- Unbeliebable: White House turns Bieber petition response into immigration screed
- Obama signs law denying Iran ambassador’s visa, but says law is ‘advisory’
- Mich. judge to laughing convicted killer: ‘I hope you die in prison’
- Man charged in Kansas City-area highway shootings
- Keystone XL pipeline still on hold after State Dept. decision
- Fla. man charged with killing 16-month-old son to play Xbox undisturbed
- Drones from the deep: Pentagon develops ocean-floor attack robots
- Michigan mayor slaps back atheists’ try to erect ‘reason station’ at city hall
- PHILLIPS: Where is the conservative establishment?
- 7.5-magnitude earthquake shakes southern Mexico
Women losing coverage under Obamacare, too
Topic - Snowden
A trove of government documents reveals widespread domestic surveillance of Americans. Leaked revelations hit the front pages of newspapers.

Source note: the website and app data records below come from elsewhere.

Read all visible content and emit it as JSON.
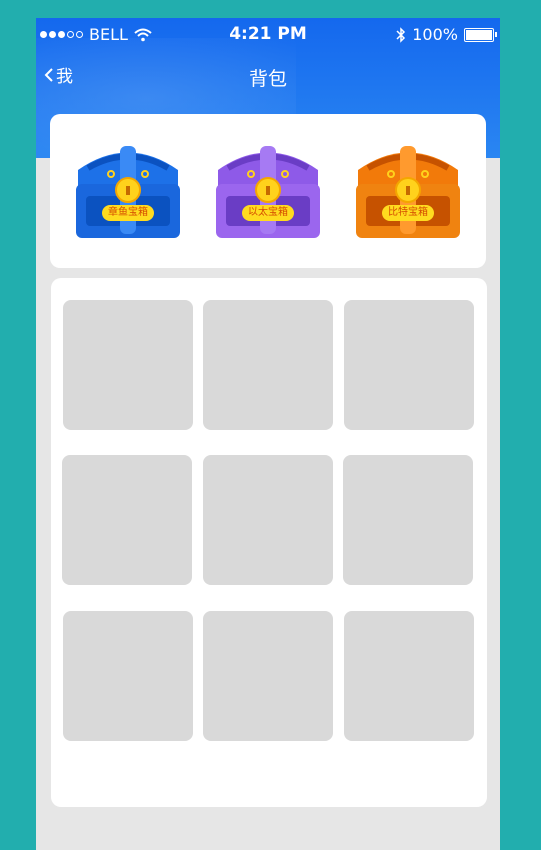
{
  "status": {
    "carrier": "BELL",
    "time": "4:21 PM",
    "battery": "100%"
  },
  "nav": {
    "back_label": "我",
    "title": "背包"
  },
  "chests": [
    {
      "label": "章鱼宝箱",
      "color": "#1d71e8"
    },
    {
      "label": "以太宝箱",
      "color": "#8e5ae8"
    },
    {
      "label": "比特宝箱",
      "color": "#f27a0a"
    }
  ],
  "grid": {
    "slots": 9
  }
}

A powerful governmental agency is brought under scrutiny.
The Washington Post and The Guardian won the Pulitzer Prize in public service Monday for revealing the U.S. government's sweeping surveillance programs in a blockbuster series of stories based on secret documents supplied by NSA leaker Edward Snowden.
The race to publish books about Edward Snowden is on.

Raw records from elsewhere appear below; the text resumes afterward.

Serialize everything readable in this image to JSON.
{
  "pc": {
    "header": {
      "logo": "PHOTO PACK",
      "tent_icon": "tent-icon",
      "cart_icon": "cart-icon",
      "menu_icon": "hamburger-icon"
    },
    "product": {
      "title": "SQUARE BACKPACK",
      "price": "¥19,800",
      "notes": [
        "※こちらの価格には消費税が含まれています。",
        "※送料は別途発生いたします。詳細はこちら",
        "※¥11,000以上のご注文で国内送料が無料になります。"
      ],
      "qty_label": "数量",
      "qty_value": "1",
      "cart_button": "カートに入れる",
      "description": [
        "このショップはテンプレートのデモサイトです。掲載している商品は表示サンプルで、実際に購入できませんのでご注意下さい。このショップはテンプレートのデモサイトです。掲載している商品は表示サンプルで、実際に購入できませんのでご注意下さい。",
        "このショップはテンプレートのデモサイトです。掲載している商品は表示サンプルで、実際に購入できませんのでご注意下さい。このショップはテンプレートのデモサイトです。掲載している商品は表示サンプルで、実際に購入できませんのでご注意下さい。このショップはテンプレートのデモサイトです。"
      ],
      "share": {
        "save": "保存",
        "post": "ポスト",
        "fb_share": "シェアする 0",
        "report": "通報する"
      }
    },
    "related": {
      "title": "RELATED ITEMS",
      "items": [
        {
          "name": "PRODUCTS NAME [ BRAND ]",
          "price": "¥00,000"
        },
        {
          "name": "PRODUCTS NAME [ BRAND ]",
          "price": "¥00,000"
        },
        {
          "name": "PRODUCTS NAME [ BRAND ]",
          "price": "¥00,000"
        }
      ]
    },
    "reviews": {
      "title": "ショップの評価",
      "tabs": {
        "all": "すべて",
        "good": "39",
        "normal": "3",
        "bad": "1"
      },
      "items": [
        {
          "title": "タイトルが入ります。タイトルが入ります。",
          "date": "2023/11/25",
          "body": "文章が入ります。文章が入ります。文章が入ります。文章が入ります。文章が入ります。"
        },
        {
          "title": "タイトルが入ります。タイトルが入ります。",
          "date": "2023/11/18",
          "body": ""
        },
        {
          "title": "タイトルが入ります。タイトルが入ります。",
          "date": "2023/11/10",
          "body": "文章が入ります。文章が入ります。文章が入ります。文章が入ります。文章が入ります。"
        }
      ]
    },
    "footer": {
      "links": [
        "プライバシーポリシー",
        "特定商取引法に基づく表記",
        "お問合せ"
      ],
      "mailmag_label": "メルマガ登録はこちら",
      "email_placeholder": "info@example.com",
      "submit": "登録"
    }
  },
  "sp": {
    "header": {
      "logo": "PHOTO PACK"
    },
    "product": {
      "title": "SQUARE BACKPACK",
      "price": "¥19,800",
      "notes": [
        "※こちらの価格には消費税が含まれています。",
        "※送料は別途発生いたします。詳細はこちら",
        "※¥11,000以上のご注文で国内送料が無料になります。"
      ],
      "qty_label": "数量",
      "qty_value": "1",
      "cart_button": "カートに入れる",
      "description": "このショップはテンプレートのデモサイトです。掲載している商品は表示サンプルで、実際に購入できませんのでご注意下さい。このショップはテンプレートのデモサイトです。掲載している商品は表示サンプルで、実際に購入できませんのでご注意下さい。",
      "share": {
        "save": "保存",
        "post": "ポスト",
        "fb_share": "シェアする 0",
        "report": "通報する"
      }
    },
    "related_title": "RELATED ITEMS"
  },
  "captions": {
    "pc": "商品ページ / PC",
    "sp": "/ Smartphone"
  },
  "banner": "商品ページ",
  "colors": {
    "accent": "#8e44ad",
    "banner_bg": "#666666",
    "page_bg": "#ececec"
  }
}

National Security Agency leaker Edward Snowden is "under the care of the Russian authorities" and can't leave Moscow's international airport without his U.S. passport, Ecuadorean President Rafael Correa told The Associated Press on Sunday.

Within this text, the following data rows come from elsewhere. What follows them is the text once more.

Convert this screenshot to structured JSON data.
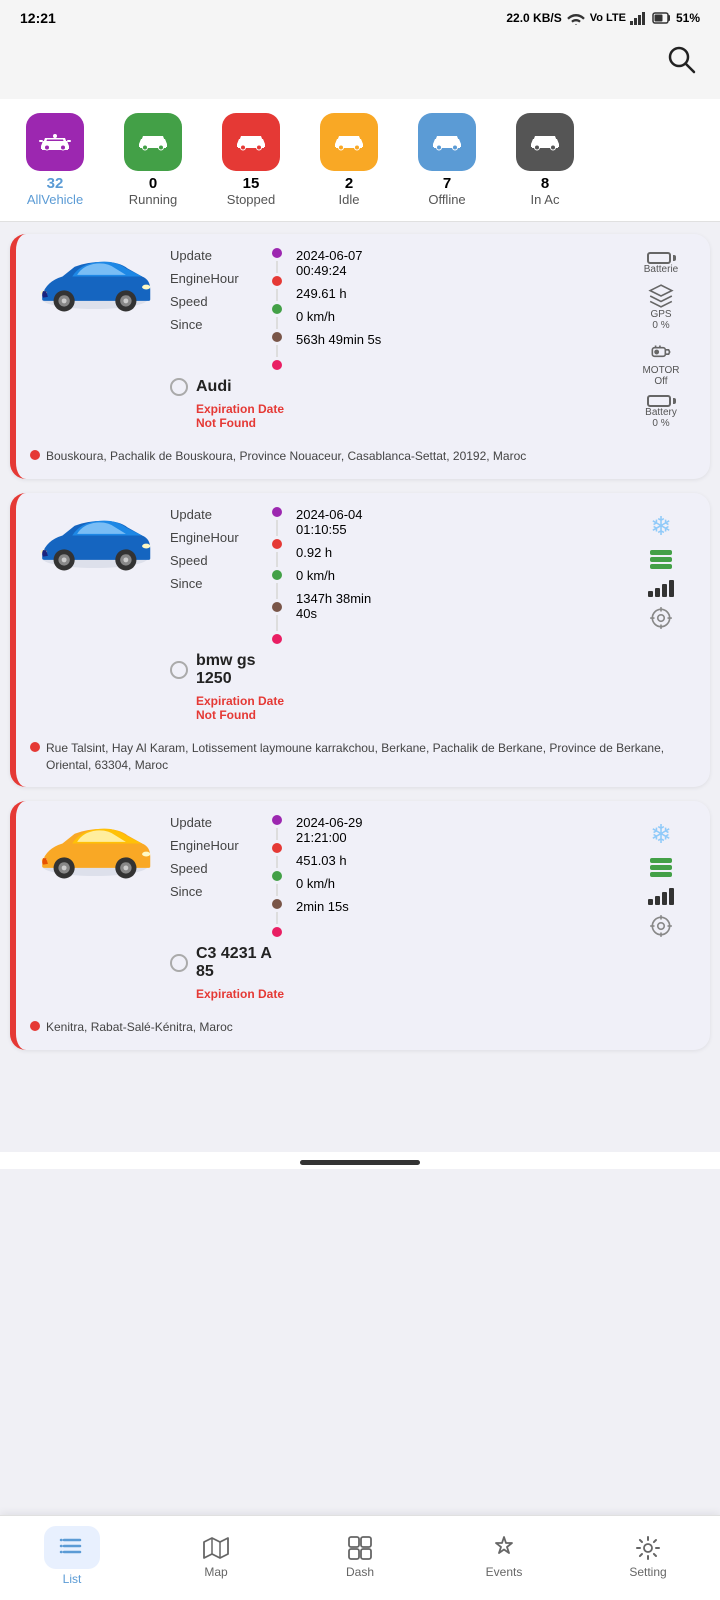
{
  "statusBar": {
    "time": "12:21",
    "network": "22.0 KB/S",
    "battery": "51%"
  },
  "tabs": [
    {
      "id": "all",
      "count": "32",
      "label": "AllVehicle",
      "color": "#9c27b0",
      "active": true
    },
    {
      "id": "running",
      "count": "0",
      "label": "Running",
      "color": "#43a047",
      "active": false
    },
    {
      "id": "stopped",
      "count": "15",
      "label": "Stopped",
      "color": "#e53935",
      "active": false
    },
    {
      "id": "idle",
      "count": "2",
      "label": "Idle",
      "color": "#f9a825",
      "active": false
    },
    {
      "id": "offline",
      "count": "7",
      "label": "Offline",
      "color": "#5b9bd5",
      "active": false
    },
    {
      "id": "inac",
      "count": "8",
      "label": "In Ac",
      "color": "#555",
      "active": false
    }
  ],
  "vehicles": [
    {
      "name": "Audi",
      "color": "blue",
      "expiry": "Expiration Date\nNot Found",
      "update": "2024-06-07\n00:49:24",
      "engineHour": "249.61 h",
      "speed": "0 km/h",
      "since": "563h 49min 5s",
      "batterie": "Batterie",
      "gps": "GPS\n0 %",
      "motor": "MOTOR\nOff",
      "battery": "Battery\n0 %",
      "address": "Bouskoura, Pachalik de Bouskoura, Province Nouaceur, Casablanca-Settat, 20192, Maroc",
      "batteryPct": 0,
      "gpsPct": 0
    },
    {
      "name": "bmw gs\n1250",
      "color": "blue",
      "expiry": "Expiration Date\nNot Found",
      "update": "2024-06-04\n01:10:55",
      "engineHour": "0.92 h",
      "speed": "0 km/h",
      "since": "1347h 38min\n40s",
      "address": "Rue Talsint, Hay Al Karam, Lotissement laymoune karrakchou, Berkane, Pachalik de Berkane, Province de Berkane, Oriental, 63304, Maroc",
      "hasSnowflake": true,
      "hasGreenBattery": true,
      "hasSignal": true,
      "hasTarget": true
    },
    {
      "name": "C3 4231 A\n85",
      "color": "yellow",
      "expiry": "Expiration Date",
      "update": "2024-06-29\n21:21:00",
      "engineHour": "451.03 h",
      "speed": "0 km/h",
      "since": "2min 15s",
      "address": "Kenitra, Rabat-Salé-Kénitra, Maroc",
      "hasSnowflake": true,
      "hasGreenBattery": true,
      "hasSignal": true,
      "hasTarget": true
    }
  ],
  "bottomNav": [
    {
      "id": "list",
      "label": "List",
      "active": true
    },
    {
      "id": "map",
      "label": "Map",
      "active": false
    },
    {
      "id": "dash",
      "label": "Dash",
      "active": false
    },
    {
      "id": "events",
      "label": "Events",
      "active": false
    },
    {
      "id": "setting",
      "label": "Setting",
      "active": false
    }
  ]
}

It doesn't look good when the most powerful man in the world can't get his hands on one of the most wanted men in the world.
The man at the heart of the National Security Agency whistleblowing scandal is emerging from hiding Monday — in a cybercast sort of way — and taking part in a Q&A online session hosted by The Guardian newspaper.
"The Snowden case is much more important for politicians than it is for foreign intelligence services," he told the Financial Times.